↓↓↓

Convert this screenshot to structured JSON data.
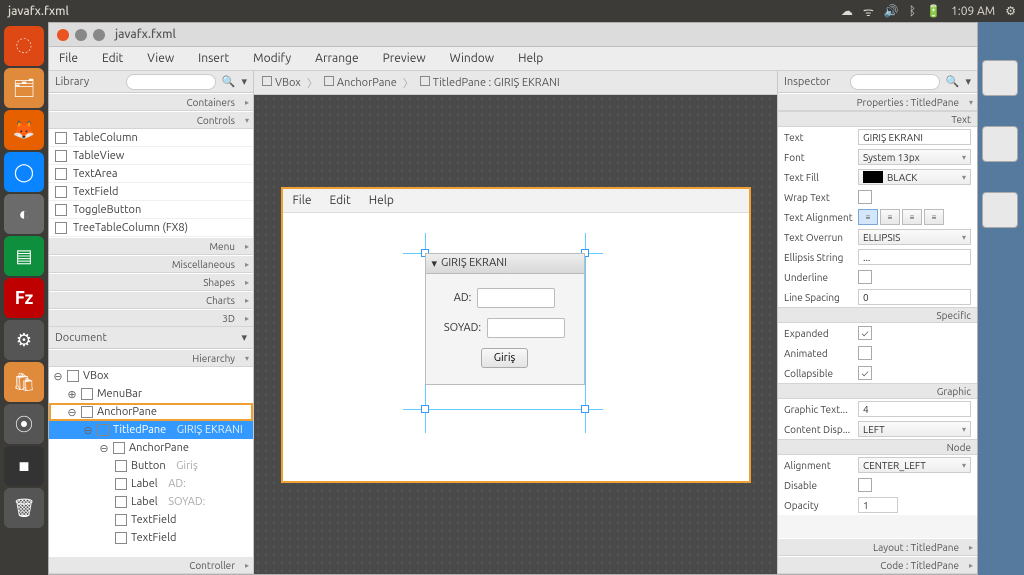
{
  "ubuntu": {
    "title": "javafx.fxml",
    "time": "1:09 AM",
    "indicators": [
      "cloud",
      "wifi",
      "vol",
      "bt",
      "batt"
    ]
  },
  "window": {
    "title": "javafx.fxml"
  },
  "menubar": [
    "File",
    "Edit",
    "View",
    "Insert",
    "Modify",
    "Arrange",
    "Preview",
    "Window",
    "Help"
  ],
  "library": {
    "title": "Library",
    "sections": {
      "containers": "Containers",
      "controls": "Controls",
      "menu": "Menu",
      "misc": "Miscellaneous",
      "shapes": "Shapes",
      "charts": "Charts",
      "threeD": "3D"
    },
    "controls_items": [
      "TableColumn",
      "TableView",
      "TextArea",
      "TextField",
      "ToggleButton",
      "TreeTableColumn   (FX8)"
    ]
  },
  "document": {
    "title": "Document",
    "hierarchy": "Hierarchy",
    "controller": "Controller",
    "tree": {
      "vbox": "VBox",
      "menubar": "MenuBar",
      "anchor1": "AnchorPane",
      "titledpane": "TitledPane",
      "titledpane_sub": "GIRIŞ EKRANI",
      "anchor2": "AnchorPane",
      "button": "Button",
      "button_sub": "Giriş",
      "label_ad": "Label",
      "label_ad_sub": "AD:",
      "label_soyad": "Label",
      "label_soyad_sub": "SOYAD:",
      "tf1": "TextField",
      "tf2": "TextField"
    }
  },
  "breadcrumb": {
    "b1": "VBox",
    "b2": "AnchorPane",
    "b3": "TitledPane : GIRIŞ EKRANI"
  },
  "preview": {
    "menus": [
      "File",
      "Edit",
      "Help"
    ],
    "titled_head": "GIRIŞ EKRANI",
    "label_ad": "AD:",
    "label_soyad": "SOYAD:",
    "button": "Giriş"
  },
  "inspector": {
    "title": "Inspector",
    "props_for": "Properties : TitledPane",
    "sections": {
      "text": "Text",
      "specific": "Specific",
      "graphic": "Graphic",
      "node": "Node"
    },
    "rows": {
      "text_l": "Text",
      "text_v": "GIRIŞ EKRANI",
      "font_l": "Font",
      "font_v": "System 13px",
      "fill_l": "Text Fill",
      "fill_v": "BLACK",
      "wrap_l": "Wrap Text",
      "align_l": "Text Alignment",
      "overrun_l": "Text Overrun",
      "overrun_v": "ELLIPSIS",
      "ellip_l": "Ellipsis String",
      "ellip_v": "...",
      "under_l": "Underline",
      "lsp_l": "Line Spacing",
      "lsp_v": "0",
      "exp_l": "Expanded",
      "anim_l": "Animated",
      "coll_l": "Collapsible",
      "gtext_l": "Graphic Text...",
      "gtext_v": "4",
      "cdisp_l": "Content Disp...",
      "cdisp_v": "LEFT",
      "nalign_l": "Alignment",
      "nalign_v": "CENTER_LEFT",
      "disable_l": "Disable",
      "opacity_l": "Opacity",
      "opacity_v": "1"
    }
  },
  "status": {
    "layout": "Layout : TitledPane",
    "code": "Code : TitledPane"
  }
}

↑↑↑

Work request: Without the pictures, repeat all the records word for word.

Response:
Convert this screenshot to structured JSON data.
{
  "ubuntu": {
    "title": "javafx.fxml",
    "time": "1:09 AM",
    "indicators": [
      "cloud",
      "wifi",
      "vol",
      "bt",
      "batt"
    ]
  },
  "window": {
    "title": "javafx.fxml"
  },
  "menubar": [
    "File",
    "Edit",
    "View",
    "Insert",
    "Modify",
    "Arrange",
    "Preview",
    "Window",
    "Help"
  ],
  "library": {
    "title": "Library",
    "sections": {
      "containers": "Containers",
      "controls": "Controls",
      "menu": "Menu",
      "misc": "Miscellaneous",
      "shapes": "Shapes",
      "charts": "Charts",
      "threeD": "3D"
    },
    "controls_items": [
      "TableColumn",
      "TableView",
      "TextArea",
      "TextField",
      "ToggleButton",
      "TreeTableColumn   (FX8)"
    ]
  },
  "document": {
    "title": "Document",
    "hierarchy": "Hierarchy",
    "controller": "Controller",
    "tree": {
      "vbox": "VBox",
      "menubar": "MenuBar",
      "anchor1": "AnchorPane",
      "titledpane": "TitledPane",
      "titledpane_sub": "GIRIŞ EKRANI",
      "anchor2": "AnchorPane",
      "button": "Button",
      "button_sub": "Giriş",
      "label_ad": "Label",
      "label_ad_sub": "AD:",
      "label_soyad": "Label",
      "label_soyad_sub": "SOYAD:",
      "tf1": "TextField",
      "tf2": "TextField"
    }
  },
  "breadcrumb": {
    "b1": "VBox",
    "b2": "AnchorPane",
    "b3": "TitledPane : GIRIŞ EKRANI"
  },
  "preview": {
    "menus": [
      "File",
      "Edit",
      "Help"
    ],
    "titled_head": "GIRIŞ EKRANI",
    "label_ad": "AD:",
    "label_soyad": "SOYAD:",
    "button": "Giriş"
  },
  "inspector": {
    "title": "Inspector",
    "props_for": "Properties : TitledPane",
    "sections": {
      "text": "Text",
      "specific": "Specific",
      "graphic": "Graphic",
      "node": "Node"
    },
    "rows": {
      "text_l": "Text",
      "text_v": "GIRIŞ EKRANI",
      "font_l": "Font",
      "font_v": "System 13px",
      "fill_l": "Text Fill",
      "fill_v": "BLACK",
      "wrap_l": "Wrap Text",
      "align_l": "Text Alignment",
      "overrun_l": "Text Overrun",
      "overrun_v": "ELLIPSIS",
      "ellip_l": "Ellipsis String",
      "ellip_v": "...",
      "under_l": "Underline",
      "lsp_l": "Line Spacing",
      "lsp_v": "0",
      "exp_l": "Expanded",
      "anim_l": "Animated",
      "coll_l": "Collapsible",
      "gtext_l": "Graphic Text...",
      "gtext_v": "4",
      "cdisp_l": "Content Disp...",
      "cdisp_v": "LEFT",
      "nalign_l": "Alignment",
      "nalign_v": "CENTER_LEFT",
      "disable_l": "Disable",
      "opacity_l": "Opacity",
      "opacity_v": "1"
    }
  },
  "status": {
    "layout": "Layout : TitledPane",
    "code": "Code : TitledPane"
  }
}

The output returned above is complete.